TEXT OF INTERVIEW
STEVE CHIOTAKIS: World leaders from the 20 richest countries will meet tomorrow in South Korea for the G20 summit. It had looked like the gathering would be 19 countries ganging up on China. But last week the U.S. Federal Reserve decided to pump new money into the global economy. That's meant some of the criticism has shifted to Washington.
Marketplace China Bureau Chief Rob Schmitz is with us from Shanghai to sort it all out. Hi Rob.
ROB SCHMITZ: Hey Steve.
CHIOTAKIS: After the Fed began printing all this money, the quantitative easing as it were, a lot of countries were very angry. What about China?

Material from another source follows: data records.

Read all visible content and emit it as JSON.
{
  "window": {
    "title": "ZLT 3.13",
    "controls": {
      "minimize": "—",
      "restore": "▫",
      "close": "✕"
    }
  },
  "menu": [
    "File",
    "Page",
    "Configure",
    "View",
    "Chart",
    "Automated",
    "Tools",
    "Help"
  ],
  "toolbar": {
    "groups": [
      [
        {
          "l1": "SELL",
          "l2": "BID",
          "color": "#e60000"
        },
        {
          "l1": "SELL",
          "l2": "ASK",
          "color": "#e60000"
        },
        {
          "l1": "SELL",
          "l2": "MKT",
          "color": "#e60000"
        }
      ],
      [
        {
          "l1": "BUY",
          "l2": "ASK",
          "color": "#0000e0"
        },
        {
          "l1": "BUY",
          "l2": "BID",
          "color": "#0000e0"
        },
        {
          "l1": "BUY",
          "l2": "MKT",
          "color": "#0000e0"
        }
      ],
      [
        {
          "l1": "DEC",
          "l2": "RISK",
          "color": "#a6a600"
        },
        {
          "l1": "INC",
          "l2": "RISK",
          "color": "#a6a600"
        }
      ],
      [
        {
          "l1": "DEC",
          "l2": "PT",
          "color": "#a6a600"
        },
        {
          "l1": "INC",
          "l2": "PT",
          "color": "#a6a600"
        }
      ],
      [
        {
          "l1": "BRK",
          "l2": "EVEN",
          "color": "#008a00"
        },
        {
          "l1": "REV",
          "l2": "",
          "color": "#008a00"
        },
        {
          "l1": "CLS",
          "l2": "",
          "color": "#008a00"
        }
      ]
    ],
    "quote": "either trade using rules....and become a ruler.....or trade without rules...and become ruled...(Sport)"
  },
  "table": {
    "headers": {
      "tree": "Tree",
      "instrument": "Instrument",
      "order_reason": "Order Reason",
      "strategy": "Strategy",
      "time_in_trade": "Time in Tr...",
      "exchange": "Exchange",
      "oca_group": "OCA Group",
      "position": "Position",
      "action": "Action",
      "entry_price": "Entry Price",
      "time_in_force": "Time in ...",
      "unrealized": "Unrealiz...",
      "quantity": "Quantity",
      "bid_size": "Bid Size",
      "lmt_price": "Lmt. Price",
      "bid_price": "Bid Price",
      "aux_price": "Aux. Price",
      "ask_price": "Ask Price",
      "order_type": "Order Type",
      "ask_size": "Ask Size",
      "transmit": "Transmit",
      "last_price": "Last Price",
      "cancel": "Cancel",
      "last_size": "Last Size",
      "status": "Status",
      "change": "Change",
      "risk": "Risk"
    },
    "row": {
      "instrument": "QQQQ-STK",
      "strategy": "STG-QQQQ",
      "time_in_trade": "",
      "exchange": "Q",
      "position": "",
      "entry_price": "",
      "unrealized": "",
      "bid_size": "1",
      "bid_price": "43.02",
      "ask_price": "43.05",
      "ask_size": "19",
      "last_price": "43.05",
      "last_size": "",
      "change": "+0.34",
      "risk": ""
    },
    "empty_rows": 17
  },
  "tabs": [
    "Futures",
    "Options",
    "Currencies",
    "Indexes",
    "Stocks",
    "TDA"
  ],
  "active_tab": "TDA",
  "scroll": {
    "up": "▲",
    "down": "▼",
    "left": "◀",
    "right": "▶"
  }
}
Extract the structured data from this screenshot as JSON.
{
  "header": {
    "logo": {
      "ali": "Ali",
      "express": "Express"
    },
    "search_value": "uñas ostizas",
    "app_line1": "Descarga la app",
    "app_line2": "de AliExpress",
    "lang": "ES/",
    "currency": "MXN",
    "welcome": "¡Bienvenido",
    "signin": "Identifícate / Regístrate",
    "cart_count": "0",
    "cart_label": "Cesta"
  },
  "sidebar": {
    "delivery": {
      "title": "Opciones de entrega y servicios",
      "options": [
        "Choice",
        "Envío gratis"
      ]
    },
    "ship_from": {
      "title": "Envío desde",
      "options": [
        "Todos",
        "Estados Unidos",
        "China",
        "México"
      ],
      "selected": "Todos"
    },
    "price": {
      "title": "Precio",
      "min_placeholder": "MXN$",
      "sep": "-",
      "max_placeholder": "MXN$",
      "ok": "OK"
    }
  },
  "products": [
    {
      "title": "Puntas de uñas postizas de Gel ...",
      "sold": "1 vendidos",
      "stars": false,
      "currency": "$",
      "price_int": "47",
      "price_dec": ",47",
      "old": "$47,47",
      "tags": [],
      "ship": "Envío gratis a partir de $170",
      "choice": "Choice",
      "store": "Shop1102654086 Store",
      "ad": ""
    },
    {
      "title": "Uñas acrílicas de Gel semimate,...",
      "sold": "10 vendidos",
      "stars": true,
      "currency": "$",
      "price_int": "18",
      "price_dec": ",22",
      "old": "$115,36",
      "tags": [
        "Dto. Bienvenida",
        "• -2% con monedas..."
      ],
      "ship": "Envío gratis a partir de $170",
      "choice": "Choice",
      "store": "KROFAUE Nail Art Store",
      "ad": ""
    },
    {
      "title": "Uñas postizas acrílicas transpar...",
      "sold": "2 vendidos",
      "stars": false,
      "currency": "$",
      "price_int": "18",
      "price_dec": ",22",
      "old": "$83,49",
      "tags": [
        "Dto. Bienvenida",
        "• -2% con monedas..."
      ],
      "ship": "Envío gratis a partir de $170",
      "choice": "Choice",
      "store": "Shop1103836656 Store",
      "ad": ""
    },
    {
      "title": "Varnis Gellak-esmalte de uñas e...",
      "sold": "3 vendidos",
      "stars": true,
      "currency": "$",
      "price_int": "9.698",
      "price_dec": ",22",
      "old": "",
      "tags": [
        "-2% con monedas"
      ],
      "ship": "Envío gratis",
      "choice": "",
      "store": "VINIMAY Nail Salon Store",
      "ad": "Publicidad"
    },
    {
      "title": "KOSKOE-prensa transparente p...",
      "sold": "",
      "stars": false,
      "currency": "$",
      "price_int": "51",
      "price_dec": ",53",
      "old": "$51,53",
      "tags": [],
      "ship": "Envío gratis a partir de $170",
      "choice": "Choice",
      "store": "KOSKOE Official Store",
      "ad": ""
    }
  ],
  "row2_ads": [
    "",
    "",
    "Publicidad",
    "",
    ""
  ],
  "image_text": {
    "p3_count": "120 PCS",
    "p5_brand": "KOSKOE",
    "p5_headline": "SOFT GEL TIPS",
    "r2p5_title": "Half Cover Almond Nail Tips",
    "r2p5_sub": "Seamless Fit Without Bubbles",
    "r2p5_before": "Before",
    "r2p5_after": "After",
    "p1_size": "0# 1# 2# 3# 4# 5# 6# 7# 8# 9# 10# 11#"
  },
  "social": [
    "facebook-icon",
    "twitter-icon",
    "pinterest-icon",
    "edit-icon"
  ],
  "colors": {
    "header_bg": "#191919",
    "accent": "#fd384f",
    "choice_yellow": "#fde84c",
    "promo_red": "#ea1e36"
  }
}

SCHMITZ: They didn't like it either. You'd think that China would want to send Ben Bernanke a thank you card for redirecting the anger away from Beijing's currency policies, but no such luck. The U.S. seems to have become the new official scapegoat. But this whole blame game could be dangerous. I spoke with Arthur Kroeber today. He's an economist here in China. He thinks all this political posturing might derail the whole summit.
ARTHUR KROEBER: The G20 is supposed to get beyond the search for scapegoats and towards a mature coordination of macroeconomic policy. So that's the question. Will they do that, or will they just sit around blaming each other?
CHIOTAKIS: So let's say they stop pointing fingers and actually try to work something out. What would that look like?
SCHMITZ: Well, for economic policy makers in both the U.S. and China, here's the underlying issue: China produces too much and consumes too little and the U.S. has the opposite problem. And that's created a huge trade imbalance and it's betting bigger according to trade figures that came out today from the Chinese government. If China and the U.S. could come out of these meetings with an agreement to diminish that imbalance, then they might just be able to save what could be a pretty ugly summit.
CHIOTAKIS: Marketplace China Bureau Chief Rob Schmitz in Shanghai. Thanks, Rob.
SCHMITZ: Thanks, Steve.